Was there a major treatise on mime before the twentieth century?
Prior to the work of Étienne Decroux there was no major treatise on the art of mime, and so any recreation of mime as performed prior to the twentieth century is largely conjecture, based on interpretation of diverse sources. However, the twentieth century also brought a new medium into widespread usage: the motion picture.
Who is the most well documented mime?
Silent film comedians like Charlie Chaplin , Harold Lloyd and Buster Keaton learned the craft of mime in the theatre, but through film, they would have a profound influence on mimes working in live theatre even decades after their death. Indeed, Chaplin may be the most well-documented mime in history.
What theatre did Deburau perform at?
Along with a theatrical troupe largely made up of his own offspring, Deburau was hired by Parisian theatre, the Théâtre des Funambules, to perform comedy and acrobatic acts. But the showman had other ideas in mind.
What is Mime's style?
This distinctive brand of acrobatics, masked performance, and exaggerated comedy centred on a collection of fixed character types, playing out sketches and scenarios from daily life.
Where did mime originate?
Since its roots in 15th century Italy , mime has been tied to street performance and busking. Today you can find mime artists performing to crowds of onlookers in various cities around the world. But the genre continues to be a favourite with audiences at the theatre as well.
Who is the father of mime?
Deburau is credited as the father of mime but down the years the genre has been sustained by a long line of chalk-faced Frenchman. On Deburau’ s death, actor Paul Legrand succeeded him as the new Pierrot at Théâtre des Funambules, giving the character the more tearful, sentimental dimension we still see in many mime acts today.
Who is the famous actor who trained himself in mime?
As a child, Marceau trained himself in the art of mime while watching movies – Charlie Chaplin movies, to be specific. In an age before ‘talkies’ and the introduction of sound to film, technological restrictions meant that mime reigned on the big screen. Actors like Charlie Chaplin and Buster Keaton became the new inheritors of an ancient tradition, albeit without the face paint. They adopted the craft of their miming predecessors, telling a story through body language and gesture alone. Back in France, the iconic actor and filmmaker, Jacques Tati first made his name performing as a mime artist. He would go onto incorporate the art form into many of his films, whose humour more often comes from expertly choreographed visual gags than dialogue.

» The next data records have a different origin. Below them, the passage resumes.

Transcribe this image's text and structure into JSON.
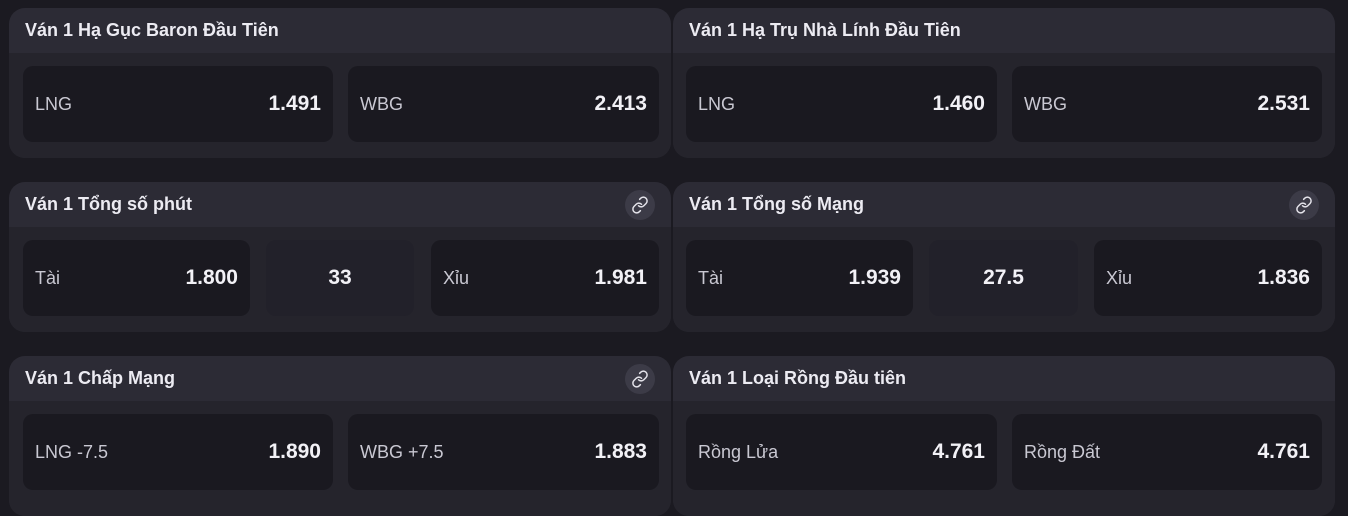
{
  "markets": [
    {
      "title": "Ván 1 Hạ Gục Baron Đầu Tiên",
      "options": [
        {
          "label": "LNG",
          "odds": "1.491"
        },
        {
          "label": "WBG",
          "odds": "2.413"
        }
      ]
    },
    {
      "title": "Ván 1 Hạ Trụ Nhà Lính Đầu Tiên",
      "options": [
        {
          "label": "LNG",
          "odds": "1.460"
        },
        {
          "label": "WBG",
          "odds": "2.531"
        }
      ]
    },
    {
      "title": "Ván 1 Tổng số phút",
      "link_icon": "link-icon",
      "line": "33",
      "options": [
        {
          "label": "Tài",
          "odds": "1.800"
        },
        {
          "label": "Xỉu",
          "odds": "1.981"
        }
      ]
    },
    {
      "title": "Ván 1 Tổng số Mạng",
      "link_icon": "link-icon",
      "line": "27.5",
      "options": [
        {
          "label": "Tài",
          "odds": "1.939"
        },
        {
          "label": "Xỉu",
          "odds": "1.836"
        }
      ]
    },
    {
      "title": "Ván 1 Chấp Mạng",
      "link_icon": "link-icon",
      "options": [
        {
          "label": "LNG -7.5",
          "odds": "1.890"
        },
        {
          "label": "WBG +7.5",
          "odds": "1.883"
        }
      ]
    },
    {
      "title": "Ván 1 Loại Rồng Đầu tiên",
      "options": [
        {
          "label": "Rồng Lửa",
          "odds": "4.761"
        },
        {
          "label": "Rồng Đất",
          "odds": "4.761"
        }
      ]
    }
  ]
}
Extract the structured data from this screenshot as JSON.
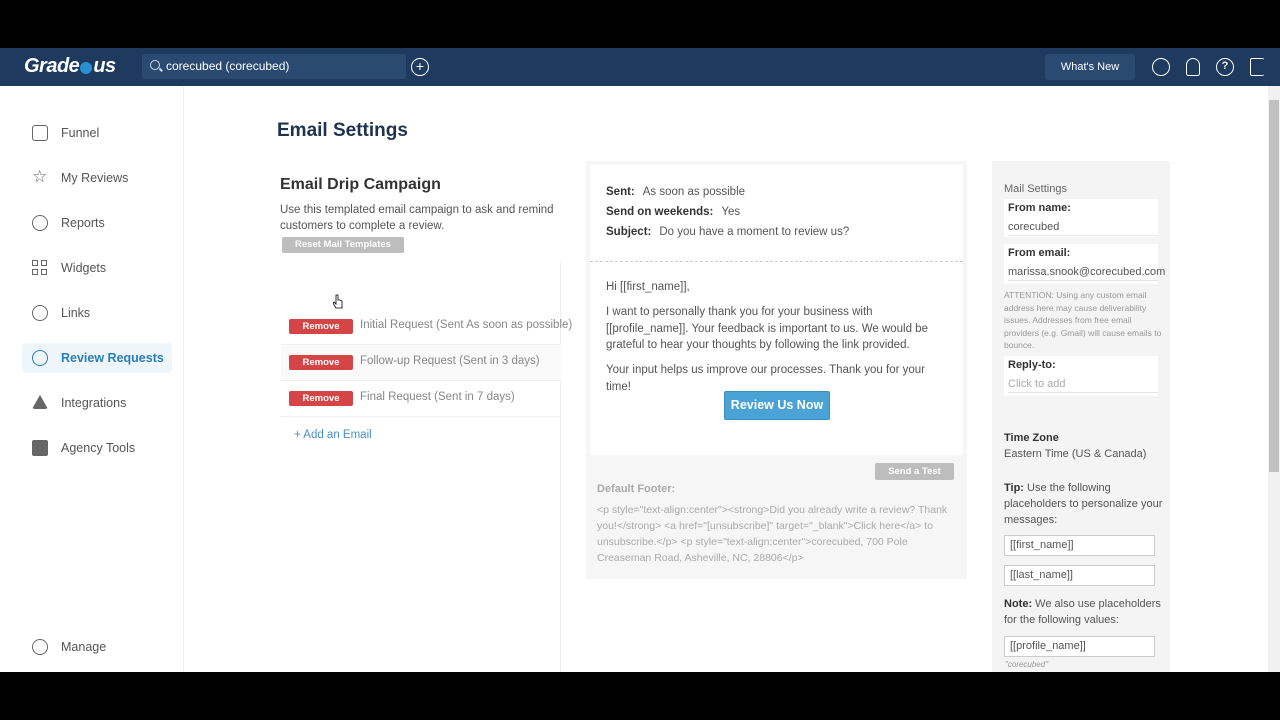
{
  "topnav": {
    "logo": "Grade.us",
    "search_value": "corecubed (corecubed)",
    "whats_new": "What's New",
    "icons": [
      "user-icon",
      "bell-icon",
      "help-icon",
      "logout-icon"
    ]
  },
  "sidebar": {
    "items": [
      {
        "label": "Funnel",
        "icon": "funnel-icon"
      },
      {
        "label": "My Reviews",
        "icon": "star-icon"
      },
      {
        "label": "Reports",
        "icon": "pie-chart-icon"
      },
      {
        "label": "Widgets",
        "icon": "grid-icon"
      },
      {
        "label": "Links",
        "icon": "link-icon"
      },
      {
        "label": "Review Requests",
        "icon": "chat-bubble-icon",
        "active": true
      },
      {
        "label": "Integrations",
        "icon": "network-icon"
      },
      {
        "label": "Agency Tools",
        "icon": "briefcase-icon"
      }
    ],
    "manage": "Manage"
  },
  "main": {
    "page_title": "Email Settings",
    "drip": {
      "title": "Email Drip Campaign",
      "description": "Use this templated email campaign to ask and remind customers to complete a review.",
      "reset_label": "Reset Mail Templates",
      "remove_label": "Remove",
      "emails": [
        "Initial Request (Sent As soon as possible)",
        "Follow-up Request (Sent in 3 days)",
        "Final Request (Sent in 7 days)"
      ],
      "add_email": "+ Add an Email"
    },
    "preview": {
      "sent_label": "Sent:",
      "sent_value": "As soon as possible",
      "weekends_label": "Send on weekends:",
      "weekends_value": "Yes",
      "subject_label": "Subject:",
      "subject_value": "Do you have a moment to review us?",
      "greeting": "Hi [[first_name]],",
      "paragraph1": "I want to personally thank you for your business with [[profile_name]]. Your feedback is important to us. We would be grateful to hear your thoughts by following the link provided.",
      "paragraph2": "Your input helps us improve our processes. Thank you for your time!",
      "cta": "Review Us Now",
      "send_test": "Send a Test",
      "footer_label": "Default Footer:",
      "footer_text": "<p style=\"text-align:center\"><strong>Did you already write a review? Thank you!</strong> <a href=\"[unsubscribe]\" target=\"_blank\">Click here</a> to unsubscribe.</p> <p style=\"text-align:center\">corecubed, 700 Pole Creaseman Road, Asheville, NC, 28806</p>"
    },
    "settings": {
      "title": "Mail Settings",
      "from_name_label": "From name:",
      "from_name_value": "corecubed",
      "from_email_label": "From email:",
      "from_email_value": "marissa.snook@corecubed.com",
      "attention": "ATTENTION: Using any custom email address here may cause deliverability issues. Addresses from free email providers (e.g. Gmail) will cause emails to bounce.",
      "reply_to_label": "Reply-to:",
      "reply_to_placeholder": "Click to add",
      "timezone_label": "Time Zone",
      "timezone_value": "Eastern Time (US & Canada)",
      "tip_bold": "Tip:",
      "tip_text": " Use the following placeholders to personalize your messages:",
      "placeholder1": "[[first_name]]",
      "placeholder2": "[[last_name]]",
      "note_bold": "Note:",
      "note_text": " We also use placeholders for the following values:",
      "placeholder3": "[[profile_name]]",
      "placeholder3_note": "\"corecubed\""
    }
  },
  "colors": {
    "nav_bg": "#1e3a5f",
    "accent": "#2a7fb8",
    "remove": "#d64545",
    "cta": "#4aa3d4"
  }
}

Who was the first mime artist?
Back in France, the iconic actor and filmmaker, Jacques Tati first made his name performing as a mime artist.
Who is the most famous French mime artist?
Last but not least, perhaps the most well-known French mime artist in recent years was Marcel Marceau, whose performances of his persona, "Bip the Clown" achieved international acclaim. Marceau even put his mime act to heroically good use, while working for the French Resistance during the Second World War.